Use #2 pencil only

Eric Scheie wants his SAT scores, and can’t get them:

[F]or some time now I have been seeking my SAT score results from the early 1970s. After spending a non-refundable $30.00 fee, I received a letter from the testing board telling me that they cannot find my SAT scores. So I called my high school, and they can’t find them either.

He clings to one last hope:

[R]eading today’s news convinces me that in all probability, the NSA knows my SAT scores.

And my taxes fund the NSA, do they not?

So where are my SAT scores?

I’d suggest “in the bottom of a locked filing cabinet stuck in a disused lavatory with a sign on the door saying ‘Beware of the Leopard’,” but that’s probably reserved for Barack Obama’s transcripts.

Note: I took the SAT twice. The numbers are seared into my brain. (They also propped up the illusion that I was sort of bright, a notion I have worked diligently to dispel.)


  1. jimmy »

    27 June 2013 · 7:28 am

    I took the SAT twice as well after my friend, who scored higher than I, admitted he just chose mostly ‘c’, didn’t read the questions, and was hungover. I did not score well when hungover. Still bugs me.
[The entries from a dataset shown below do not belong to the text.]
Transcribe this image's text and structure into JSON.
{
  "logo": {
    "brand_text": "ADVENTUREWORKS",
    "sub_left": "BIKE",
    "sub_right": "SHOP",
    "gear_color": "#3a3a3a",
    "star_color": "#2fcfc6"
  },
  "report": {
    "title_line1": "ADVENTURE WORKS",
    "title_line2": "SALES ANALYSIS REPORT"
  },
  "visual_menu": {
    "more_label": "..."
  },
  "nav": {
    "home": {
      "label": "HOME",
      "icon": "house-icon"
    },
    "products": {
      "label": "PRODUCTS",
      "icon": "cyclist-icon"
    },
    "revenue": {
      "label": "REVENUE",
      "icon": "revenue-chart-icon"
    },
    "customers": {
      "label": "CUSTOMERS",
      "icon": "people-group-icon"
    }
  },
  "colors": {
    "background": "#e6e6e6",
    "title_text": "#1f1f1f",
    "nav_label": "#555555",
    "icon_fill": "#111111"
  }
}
  2. fillyjonk »

    27 June 2013 · 7:58 am

    I’m wondering if a FOIA request would cover the SAT scores. (Actually, I’d like to see that: “Hello, FBI? I’m curious about something that might be in my file….”)

    (I remember my scores, but then again, I tend to remember trivial things like that. I remember my GRE scores too, but they’re not so meaningful any more because apparently the scoring scale has been changed…my students were talking about the GRE the other day.)

  3. Dick Stanley »

    27 June 2013 · 12:29 pm

    Indeed, I have never forgotten my SAT scores. They weren’t much better than average. Back in my day (the 1950s) public schools also gave IQ tests. Nowadays they don’t like to admit it and, of course, the scores are not available. In my case, that’s probably just as well.

RSS feed for comments on this post